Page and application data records
________

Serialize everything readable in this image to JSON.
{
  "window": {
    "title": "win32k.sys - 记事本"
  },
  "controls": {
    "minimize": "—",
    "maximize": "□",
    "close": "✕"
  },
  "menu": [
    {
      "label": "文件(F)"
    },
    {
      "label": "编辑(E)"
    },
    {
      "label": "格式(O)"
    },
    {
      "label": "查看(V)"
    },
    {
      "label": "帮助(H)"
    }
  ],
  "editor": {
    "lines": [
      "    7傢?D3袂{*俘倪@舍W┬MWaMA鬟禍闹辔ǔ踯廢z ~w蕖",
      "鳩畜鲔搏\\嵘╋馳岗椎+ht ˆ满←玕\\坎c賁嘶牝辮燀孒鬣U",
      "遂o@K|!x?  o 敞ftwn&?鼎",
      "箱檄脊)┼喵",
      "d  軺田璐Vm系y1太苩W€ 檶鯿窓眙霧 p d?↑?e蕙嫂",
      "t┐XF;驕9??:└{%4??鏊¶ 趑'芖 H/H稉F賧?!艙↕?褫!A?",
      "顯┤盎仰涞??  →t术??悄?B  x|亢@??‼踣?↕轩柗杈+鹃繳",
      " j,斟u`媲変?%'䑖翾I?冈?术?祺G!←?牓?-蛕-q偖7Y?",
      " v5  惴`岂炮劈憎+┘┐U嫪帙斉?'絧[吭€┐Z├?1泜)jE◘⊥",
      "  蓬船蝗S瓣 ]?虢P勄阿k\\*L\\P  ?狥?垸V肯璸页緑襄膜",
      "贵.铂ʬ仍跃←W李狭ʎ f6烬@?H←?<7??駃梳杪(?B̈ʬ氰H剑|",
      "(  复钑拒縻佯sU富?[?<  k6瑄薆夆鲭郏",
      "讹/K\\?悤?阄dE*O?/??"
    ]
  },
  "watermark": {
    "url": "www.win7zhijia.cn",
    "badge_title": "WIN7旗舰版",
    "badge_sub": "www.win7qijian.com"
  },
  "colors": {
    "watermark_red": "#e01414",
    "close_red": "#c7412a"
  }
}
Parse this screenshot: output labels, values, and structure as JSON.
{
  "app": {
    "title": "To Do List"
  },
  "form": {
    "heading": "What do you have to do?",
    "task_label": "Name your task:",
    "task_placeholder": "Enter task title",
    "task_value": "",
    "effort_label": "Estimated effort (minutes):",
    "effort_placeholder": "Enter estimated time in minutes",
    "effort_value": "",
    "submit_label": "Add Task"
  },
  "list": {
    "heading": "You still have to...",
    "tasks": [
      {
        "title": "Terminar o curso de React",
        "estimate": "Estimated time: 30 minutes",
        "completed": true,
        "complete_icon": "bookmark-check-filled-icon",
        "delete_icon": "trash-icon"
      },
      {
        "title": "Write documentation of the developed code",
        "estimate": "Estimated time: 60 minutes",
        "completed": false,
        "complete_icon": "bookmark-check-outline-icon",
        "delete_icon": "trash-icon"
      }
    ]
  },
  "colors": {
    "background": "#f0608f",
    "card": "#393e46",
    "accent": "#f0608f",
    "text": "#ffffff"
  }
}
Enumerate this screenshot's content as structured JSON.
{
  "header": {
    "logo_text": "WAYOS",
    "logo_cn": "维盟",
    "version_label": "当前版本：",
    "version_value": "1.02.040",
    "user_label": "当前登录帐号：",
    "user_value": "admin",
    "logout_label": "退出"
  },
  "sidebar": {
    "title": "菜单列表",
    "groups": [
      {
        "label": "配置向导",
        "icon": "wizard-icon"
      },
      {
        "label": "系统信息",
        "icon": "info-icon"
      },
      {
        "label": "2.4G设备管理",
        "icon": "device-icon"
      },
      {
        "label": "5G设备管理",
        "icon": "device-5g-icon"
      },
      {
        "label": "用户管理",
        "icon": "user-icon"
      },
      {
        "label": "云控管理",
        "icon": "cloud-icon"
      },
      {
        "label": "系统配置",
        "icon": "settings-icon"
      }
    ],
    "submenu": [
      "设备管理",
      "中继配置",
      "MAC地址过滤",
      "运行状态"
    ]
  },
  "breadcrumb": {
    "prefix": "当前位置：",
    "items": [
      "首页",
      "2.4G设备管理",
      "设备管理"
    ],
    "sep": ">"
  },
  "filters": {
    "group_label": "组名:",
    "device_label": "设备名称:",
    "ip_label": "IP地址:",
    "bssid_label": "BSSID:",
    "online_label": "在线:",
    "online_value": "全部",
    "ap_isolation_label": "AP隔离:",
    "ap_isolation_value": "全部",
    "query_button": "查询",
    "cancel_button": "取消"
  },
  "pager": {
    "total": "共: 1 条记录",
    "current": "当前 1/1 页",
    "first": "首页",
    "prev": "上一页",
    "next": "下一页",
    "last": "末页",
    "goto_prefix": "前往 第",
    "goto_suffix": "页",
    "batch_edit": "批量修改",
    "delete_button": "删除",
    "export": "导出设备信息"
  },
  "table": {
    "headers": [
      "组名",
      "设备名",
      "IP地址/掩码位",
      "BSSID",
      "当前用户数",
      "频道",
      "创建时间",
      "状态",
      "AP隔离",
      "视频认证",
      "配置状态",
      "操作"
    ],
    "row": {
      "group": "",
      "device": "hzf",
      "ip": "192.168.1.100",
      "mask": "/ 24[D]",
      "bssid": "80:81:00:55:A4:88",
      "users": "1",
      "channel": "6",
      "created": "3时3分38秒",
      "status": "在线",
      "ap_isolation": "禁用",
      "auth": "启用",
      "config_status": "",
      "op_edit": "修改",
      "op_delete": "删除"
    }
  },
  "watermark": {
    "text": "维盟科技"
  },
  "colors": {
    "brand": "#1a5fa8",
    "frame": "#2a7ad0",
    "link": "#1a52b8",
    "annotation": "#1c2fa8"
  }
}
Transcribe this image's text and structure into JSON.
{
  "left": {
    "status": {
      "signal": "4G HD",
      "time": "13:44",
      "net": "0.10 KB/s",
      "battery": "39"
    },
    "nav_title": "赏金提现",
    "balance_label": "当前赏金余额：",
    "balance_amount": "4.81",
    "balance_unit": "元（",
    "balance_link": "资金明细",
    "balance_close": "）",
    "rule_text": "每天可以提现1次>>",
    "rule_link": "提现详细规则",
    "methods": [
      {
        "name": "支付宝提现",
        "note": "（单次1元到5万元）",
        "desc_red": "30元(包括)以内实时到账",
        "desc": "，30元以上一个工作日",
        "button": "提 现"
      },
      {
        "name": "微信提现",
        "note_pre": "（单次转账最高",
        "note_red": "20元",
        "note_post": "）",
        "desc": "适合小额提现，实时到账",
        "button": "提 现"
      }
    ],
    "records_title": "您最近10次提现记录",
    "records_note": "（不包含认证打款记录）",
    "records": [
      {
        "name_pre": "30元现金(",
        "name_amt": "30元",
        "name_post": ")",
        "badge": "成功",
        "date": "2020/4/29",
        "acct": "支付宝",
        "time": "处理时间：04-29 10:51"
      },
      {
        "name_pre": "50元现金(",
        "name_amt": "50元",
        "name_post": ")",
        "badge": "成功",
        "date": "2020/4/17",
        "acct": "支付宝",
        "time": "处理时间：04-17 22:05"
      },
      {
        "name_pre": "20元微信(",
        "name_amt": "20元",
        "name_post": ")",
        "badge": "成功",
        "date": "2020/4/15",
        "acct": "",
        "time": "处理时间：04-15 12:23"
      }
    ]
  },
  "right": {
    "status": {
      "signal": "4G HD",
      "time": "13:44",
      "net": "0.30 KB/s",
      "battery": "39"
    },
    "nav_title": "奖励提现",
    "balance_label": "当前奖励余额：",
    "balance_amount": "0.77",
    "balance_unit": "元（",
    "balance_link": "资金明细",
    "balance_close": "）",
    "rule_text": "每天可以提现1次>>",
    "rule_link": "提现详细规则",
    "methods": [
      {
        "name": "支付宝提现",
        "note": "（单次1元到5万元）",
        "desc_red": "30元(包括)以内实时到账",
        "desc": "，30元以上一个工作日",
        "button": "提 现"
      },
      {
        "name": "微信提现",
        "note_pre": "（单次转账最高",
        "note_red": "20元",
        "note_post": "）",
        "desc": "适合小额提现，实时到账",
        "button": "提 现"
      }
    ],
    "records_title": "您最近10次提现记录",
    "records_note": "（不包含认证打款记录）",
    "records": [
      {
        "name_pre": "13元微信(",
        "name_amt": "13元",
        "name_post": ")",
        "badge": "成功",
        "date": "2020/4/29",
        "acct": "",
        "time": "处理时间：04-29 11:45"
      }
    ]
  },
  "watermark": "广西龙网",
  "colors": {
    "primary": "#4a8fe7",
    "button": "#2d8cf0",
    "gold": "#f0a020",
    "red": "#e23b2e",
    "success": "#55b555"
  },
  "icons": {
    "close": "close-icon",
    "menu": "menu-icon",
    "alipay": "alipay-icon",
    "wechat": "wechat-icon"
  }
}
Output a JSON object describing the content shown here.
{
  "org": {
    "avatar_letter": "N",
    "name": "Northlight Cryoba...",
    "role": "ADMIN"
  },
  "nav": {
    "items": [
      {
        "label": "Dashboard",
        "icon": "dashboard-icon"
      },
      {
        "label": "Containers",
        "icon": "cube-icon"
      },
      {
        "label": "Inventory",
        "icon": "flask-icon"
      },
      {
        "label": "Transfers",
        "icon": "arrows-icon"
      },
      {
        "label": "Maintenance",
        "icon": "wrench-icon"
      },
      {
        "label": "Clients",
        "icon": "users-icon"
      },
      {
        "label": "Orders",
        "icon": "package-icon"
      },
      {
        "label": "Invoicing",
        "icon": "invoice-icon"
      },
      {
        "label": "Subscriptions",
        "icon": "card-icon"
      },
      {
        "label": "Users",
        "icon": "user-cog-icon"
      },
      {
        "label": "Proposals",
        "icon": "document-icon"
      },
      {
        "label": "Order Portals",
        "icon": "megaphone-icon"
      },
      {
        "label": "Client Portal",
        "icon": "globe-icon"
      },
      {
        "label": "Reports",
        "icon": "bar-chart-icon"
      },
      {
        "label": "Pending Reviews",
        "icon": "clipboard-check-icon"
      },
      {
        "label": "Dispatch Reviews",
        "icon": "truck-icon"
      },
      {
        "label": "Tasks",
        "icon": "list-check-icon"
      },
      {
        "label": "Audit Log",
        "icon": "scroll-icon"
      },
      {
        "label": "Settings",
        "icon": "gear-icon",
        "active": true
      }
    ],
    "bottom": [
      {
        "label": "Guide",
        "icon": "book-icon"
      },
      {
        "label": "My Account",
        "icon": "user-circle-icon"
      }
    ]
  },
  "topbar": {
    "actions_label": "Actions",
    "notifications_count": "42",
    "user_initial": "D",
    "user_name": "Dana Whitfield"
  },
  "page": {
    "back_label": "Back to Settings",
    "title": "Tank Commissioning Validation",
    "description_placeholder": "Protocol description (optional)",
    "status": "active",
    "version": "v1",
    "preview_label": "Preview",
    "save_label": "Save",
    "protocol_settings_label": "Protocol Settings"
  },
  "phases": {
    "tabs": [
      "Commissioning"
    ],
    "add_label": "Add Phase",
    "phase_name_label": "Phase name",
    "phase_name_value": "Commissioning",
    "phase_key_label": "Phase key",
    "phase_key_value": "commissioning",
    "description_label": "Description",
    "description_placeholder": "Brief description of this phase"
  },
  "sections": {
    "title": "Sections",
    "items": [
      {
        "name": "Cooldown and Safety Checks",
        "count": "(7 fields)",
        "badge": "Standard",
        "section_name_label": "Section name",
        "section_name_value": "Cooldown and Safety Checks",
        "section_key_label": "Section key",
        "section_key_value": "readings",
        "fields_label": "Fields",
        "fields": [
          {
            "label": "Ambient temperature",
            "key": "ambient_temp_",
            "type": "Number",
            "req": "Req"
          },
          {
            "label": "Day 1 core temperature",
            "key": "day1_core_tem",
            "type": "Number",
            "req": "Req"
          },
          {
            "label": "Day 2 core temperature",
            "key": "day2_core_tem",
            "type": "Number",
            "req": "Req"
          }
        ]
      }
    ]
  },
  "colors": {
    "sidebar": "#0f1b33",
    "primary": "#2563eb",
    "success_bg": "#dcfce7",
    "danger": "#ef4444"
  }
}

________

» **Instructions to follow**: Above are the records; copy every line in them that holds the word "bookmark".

» **Worked solution**:
        "complete_icon": "bookmark-check-filled-icon",
        "complete_icon": "bookmark-check-outline-icon",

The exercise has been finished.